#### HOW TO COMPLETE THIS TASK
Type out the data exactly as given. Skip any image.

──────── RECORD SET ────────

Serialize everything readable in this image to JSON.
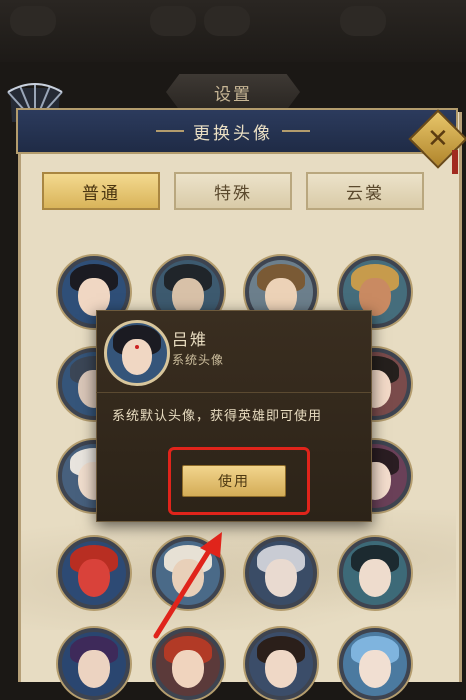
{
  "window": {
    "settings_tab": "设置"
  },
  "panel": {
    "title": "更换头像"
  },
  "tabs": [
    {
      "label": "普通",
      "active": true
    },
    {
      "label": "特殊",
      "active": false
    },
    {
      "label": "云裳",
      "active": false
    }
  ],
  "popup": {
    "hero_name": "吕雉",
    "hero_type": "系统头像",
    "description": "系统默认头像，获得英雄即可使用",
    "use_label": "使用"
  },
  "colors": {
    "header_navy": "#22304d",
    "panel_parchment": "#e7dcc2",
    "gold_button": "#d9b45a",
    "highlight_red": "#e0241b"
  },
  "icons": {
    "close": "close-x-icon",
    "fan": "fan-decoration-icon"
  }
}
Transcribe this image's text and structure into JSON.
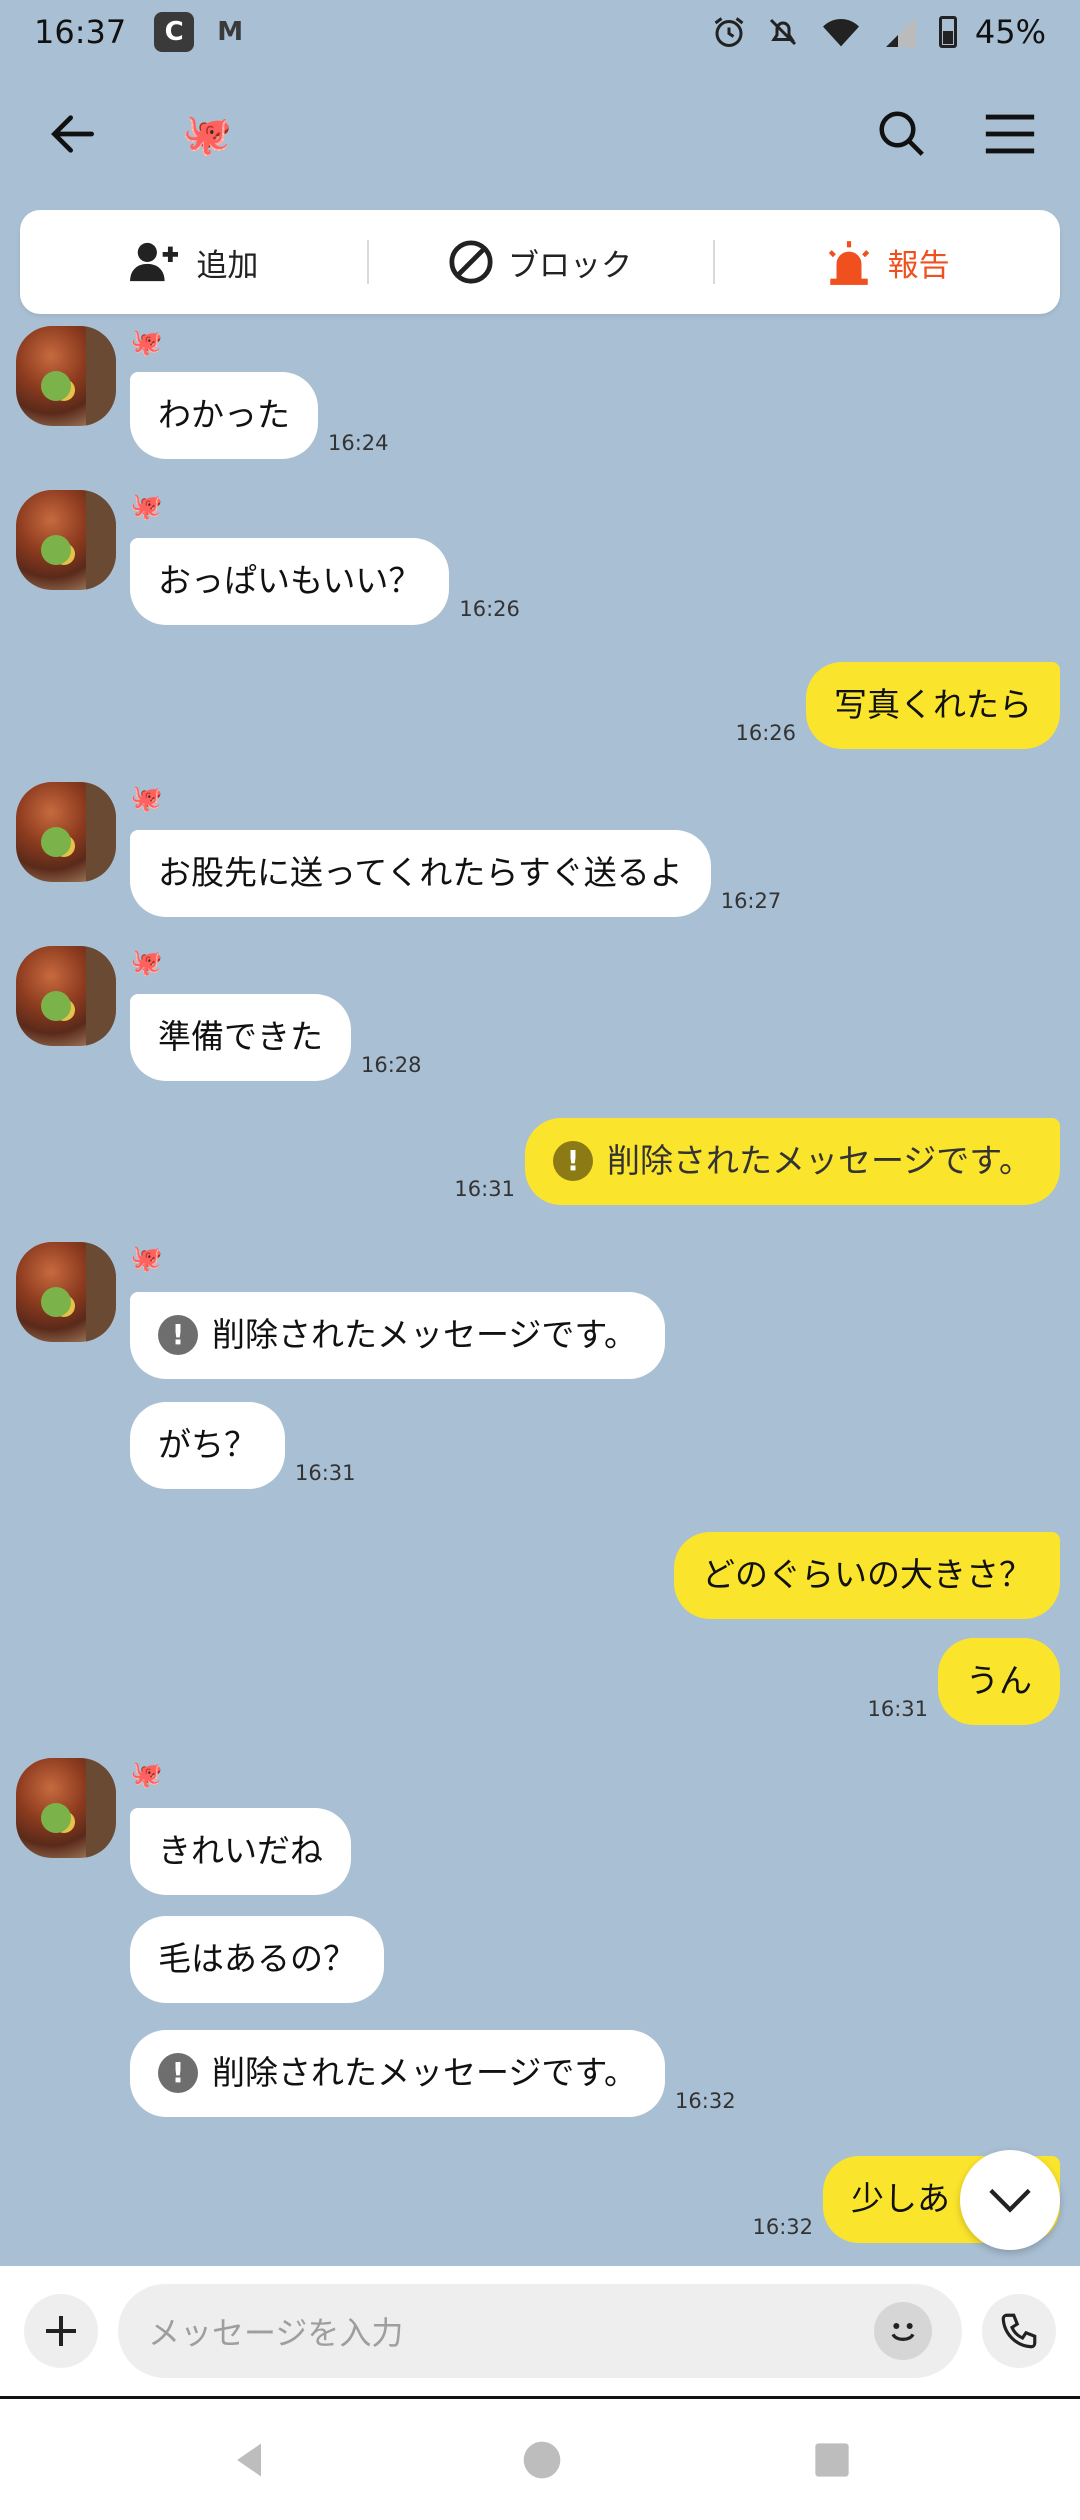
{
  "status_bar": {
    "time": "16:37",
    "app_icons": [
      "C",
      "M"
    ],
    "battery": "45%"
  },
  "header": {
    "chat_emoji": "🐙"
  },
  "actions": {
    "add": "追加",
    "block": "ブロック",
    "report": "報告"
  },
  "colors": {
    "background": "#a9bfd3",
    "my_bubble": "#fbe52c",
    "their_bubble": "#ffffff",
    "report": "#f0501e"
  },
  "sender_emoji": "🐙",
  "messages": [
    {
      "text": "わかった",
      "time": "16:24"
    },
    {
      "text": "おっぱいもいい？",
      "time": "16:26"
    },
    {
      "text": "写真くれたら",
      "time": "16:26"
    },
    {
      "text": "お股先に送ってくれたらすぐ送るよ",
      "time": "16:27"
    },
    {
      "text": "準備できた",
      "time": "16:28"
    },
    {
      "text": "削除されたメッセージです。",
      "time": "16:31"
    },
    {
      "text": "削除されたメッセージです。",
      "time": ""
    },
    {
      "text": "がち？",
      "time": "16:31"
    },
    {
      "text": "どのぐらいの大きさ？",
      "time": ""
    },
    {
      "text": "うん",
      "time": "16:31"
    },
    {
      "text": "きれいだね",
      "time": ""
    },
    {
      "text": "毛はあるの？",
      "time": ""
    },
    {
      "text": "削除されたメッセージです。",
      "time": "16:32"
    },
    {
      "text": "少しあ",
      "time": "16:32"
    }
  ],
  "input": {
    "placeholder": "メッセージを入力"
  }
}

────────

#### SOLUTION FOR THIS PROBLEM
Serialize everything readable in this image to JSON.
{
  "window": {
    "settings_tab": "设置"
  },
  "panel": {
    "title": "更换头像"
  },
  "tabs": [
    {
      "label": "普通",
      "active": true
    },
    {
      "label": "特殊",
      "active": false
    },
    {
      "label": "云裳",
      "active": false
    }
  ],
  "popup": {
    "hero_name": "吕雉",
    "hero_type": "系统头像",
    "description": "系统默认头像，获得英雄即可使用",
    "use_label": "使用"
  },
  "colors": {
    "header_navy": "#22304d",
    "panel_parchment": "#e7dcc2",
    "gold_button": "#d9b45a",
    "highlight_red": "#e0241b"
  },
  "icons": {
    "close": "close-x-icon",
    "fan": "fan-decoration-icon"
  }
}
Transcribe this image's text and structure into JSON.
{
  "status_bar": {
    "time": "16:37",
    "app_icons": [
      "C",
      "M"
    ],
    "battery": "45%"
  },
  "header": {
    "chat_emoji": "🐙"
  },
  "actions": {
    "add": "追加",
    "block": "ブロック",
    "report": "報告"
  },
  "colors": {
    "background": "#a9bfd3",
    "my_bubble": "#fbe52c",
    "their_bubble": "#ffffff",
    "report": "#f0501e"
  },
  "sender_emoji": "🐙",
  "messages": [
    {
      "text": "わかった",
      "time": "16:24"
    },
    {
      "text": "おっぱいもいい？",
      "time": "16:26"
    },
    {
      "text": "写真くれたら",
      "time": "16:26"
    },
    {
      "text": "お股先に送ってくれたらすぐ送るよ",
      "time": "16:27"
    },
    {
      "text": "準備できた",
      "time": "16:28"
    },
    {
      "text": "削除されたメッセージです。",
      "time": "16:31"
    },
    {
      "text": "削除されたメッセージです。",
      "time": ""
    },
    {
      "text": "がち？",
      "time": "16:31"
    },
    {
      "text": "どのぐらいの大きさ？",
      "time": ""
    },
    {
      "text": "うん",
      "time": "16:31"
    },
    {
      "text": "きれいだね",
      "time": ""
    },
    {
      "text": "毛はあるの？",
      "time": ""
    },
    {
      "text": "削除されたメッセージです。",
      "time": "16:32"
    },
    {
      "text": "少しあ",
      "time": "16:32"
    }
  ],
  "input": {
    "placeholder": "メッセージを入力"
  }
}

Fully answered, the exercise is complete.